At the other end of the spectrum is the Ford/Scheer/Kenney/National Post position. Some either deny climate change explicitly (although Ford has not made such statements, at least not loudly), or deny it in the more diffuse sense of baulking at its implications for how the economy and daily life must be transformed. They see Canadian interests as intrinsically tied to the oil and gas sector, and their electoral interests tied to a specific set of largely suburban interests centred on large single-family homes and complete automobile dependence. Canada is almost unique now in the industrialized world where a politician can run on a platform of denying the need for climate action and still win.
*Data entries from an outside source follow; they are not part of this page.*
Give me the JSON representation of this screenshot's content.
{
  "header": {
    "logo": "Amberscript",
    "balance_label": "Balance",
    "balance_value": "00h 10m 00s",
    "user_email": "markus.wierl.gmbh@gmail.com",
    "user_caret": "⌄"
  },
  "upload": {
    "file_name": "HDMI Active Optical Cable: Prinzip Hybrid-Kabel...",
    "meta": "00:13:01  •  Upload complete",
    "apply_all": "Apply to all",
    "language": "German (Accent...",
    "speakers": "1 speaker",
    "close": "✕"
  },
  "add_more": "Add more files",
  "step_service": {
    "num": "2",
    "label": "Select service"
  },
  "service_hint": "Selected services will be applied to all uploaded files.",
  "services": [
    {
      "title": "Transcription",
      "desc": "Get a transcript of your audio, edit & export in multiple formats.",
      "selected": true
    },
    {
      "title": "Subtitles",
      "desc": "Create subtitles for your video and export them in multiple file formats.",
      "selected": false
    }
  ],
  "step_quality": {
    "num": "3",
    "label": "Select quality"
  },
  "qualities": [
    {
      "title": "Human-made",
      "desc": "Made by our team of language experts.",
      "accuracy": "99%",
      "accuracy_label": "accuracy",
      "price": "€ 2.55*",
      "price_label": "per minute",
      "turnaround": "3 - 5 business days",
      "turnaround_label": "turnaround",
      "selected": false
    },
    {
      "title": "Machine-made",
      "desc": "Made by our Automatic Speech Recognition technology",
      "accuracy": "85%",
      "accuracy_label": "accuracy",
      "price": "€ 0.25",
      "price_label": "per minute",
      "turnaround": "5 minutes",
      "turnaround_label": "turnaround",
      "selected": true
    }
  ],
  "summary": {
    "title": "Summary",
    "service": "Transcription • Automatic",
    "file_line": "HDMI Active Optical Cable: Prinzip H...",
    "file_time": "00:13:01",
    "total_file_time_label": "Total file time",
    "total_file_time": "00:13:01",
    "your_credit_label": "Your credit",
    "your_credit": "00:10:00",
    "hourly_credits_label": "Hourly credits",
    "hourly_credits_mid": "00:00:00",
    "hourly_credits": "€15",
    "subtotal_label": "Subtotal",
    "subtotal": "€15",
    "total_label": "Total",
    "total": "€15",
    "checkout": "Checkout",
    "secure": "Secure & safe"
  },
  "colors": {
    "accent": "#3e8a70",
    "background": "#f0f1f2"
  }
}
Obviously, this still works in the United States as well.
In between these two positions sit Trudeau and Notley, who have given themselves the unenviable job of attempting to address climate change while still expanding an economy based on oil and gas. This was most dramatically exemplified by Trudeau’s nationalization of the Trans Mountain pipeline. Both claim to have effected emissions modestly in the short term, although we must wait to see how much the fallout of the Federal Court of Appeal decision on Trans Mountain affects this.
Ford has put great pressure on the Trudeau/Notley position. Both progressives and conservatives have argued that Ford shows up Trudeau’s climate policy for the sham it is. Progressives argue that, in practice, Trudeau’s and Ford’s positions are quite close since Trudeau is not ready to implement the transformational policies that climate change requires. Conservatives agree that behind the spats over carbon pricing, the federal government’s policies dishonestly claim to affect Canadian emissions, even while they cause pain to Canadian consumers.
The question, then, is which way Trudeau will turn. Will he cling to the present incoherent position, shift back to a purely rhetorical position (as in the Chrétien government), or realize the need for a bolder, transformative climate policy? This matters not only for climate change but also for Canada’s place in the world. Canada’s failure to play a positive role in international climate politics during the Chrétien, Martin, and (especially) Harper years did us significant reputational and material harm. Our newfound positive international standing regarding the Paris Agreement — and more recently in leading the Powering Past Coal Alliance — could be easily destroyed. In the battle of Ford versus the environment, we can only hope that the latter prevails.